*** Study material

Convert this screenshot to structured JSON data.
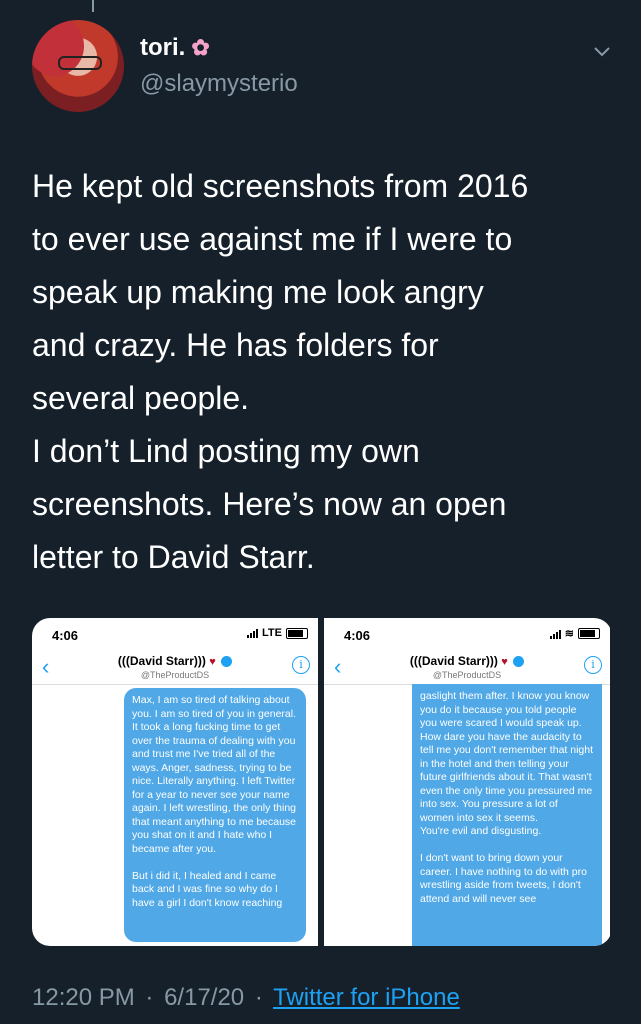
{
  "user": {
    "display_name": "tori.",
    "name_emoji": "✿",
    "handle": "@slaymysterio"
  },
  "tweet": {
    "text": "He kept old screenshots from 2016\nto ever use against me if I were to\nspeak up making me look angry\nand crazy. He has folders for\nseveral people.\nI don’t Lind posting my own\nscreenshots. Here’s now an open\nletter to David Starr."
  },
  "media": {
    "left": {
      "time": "4:06",
      "network": "LTE",
      "title": "(((David Starr)))",
      "subtitle": "@TheProductDS",
      "message": "Max, I am so tired of talking about you. I am so tired of you in general.\nIt took a long fucking time to get over the trauma of dealing with you and trust me I've tried all of the ways. Anger, sadness, trying to be nice. Literally anything. I left Twitter for a year to never see your name again. I left wrestling, the only thing that meant anything to me because you shat on it and I hate who I became after you.\n\nBut i did it, I healed and I came back and I was fine so why do I have a girl I don't know reaching"
    },
    "right": {
      "time": "4:06",
      "title": "(((David Starr)))",
      "subtitle": "@TheProductDS",
      "message": "gaslight them after. I know you know you do it because you told people you were scared I would speak up. How dare you have the audacity to tell me you don't remember that night in the hotel and then telling your future girlfriends about it. That wasn't even the only time you pressured me into sex. You pressure a lot of women into sex it seems.\nYou're evil and disgusting.\n\nI don't want to bring down your career. I have nothing to do with pro wrestling aside from tweets, I don't attend and will never see"
    }
  },
  "footer": {
    "time": "12:20 PM",
    "date": "6/17/20",
    "separator": "·",
    "source": "Twitter for iPhone"
  },
  "colors": {
    "background": "#15202b",
    "secondary_text": "#8899a6",
    "link": "#1da1f2",
    "bubble": "#50a8e6"
  }
}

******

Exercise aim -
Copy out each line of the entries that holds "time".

Your solution -
      "time": "4:06",
      "message": "Max, I am so tired of talking about you. I am so tired of you in general.\nIt took a long fucking time to get over the trauma of dealing with you and trust me I've tried all of the ways. Anger, sadness, trying to be nice. Literally anything. I left Twitter for a year to never see your name again. I left wrestling, the only thing that meant anything to me because you shat on it and I hate who I became after you.\n\nBut i did it, I healed and I came back and I was fine so why do I have a girl I don't know reaching"
      "time": "4:06",
      "message": "gaslight them after. I know you know you do it because you told people you were scared I would speak up. How dare you have the audacity to tell me you don't remember that night in the hotel and then telling your future girlfriends about it. That wasn't even the only time you pressured me into sex. You pressure a lot of women into sex it seems.\nYou're evil and disgusting.\n\nI don't want to bring down your career. I have nothing to do with pro wrestling aside from tweets, I don't attend and will never see"
    "time": "12:20 PM",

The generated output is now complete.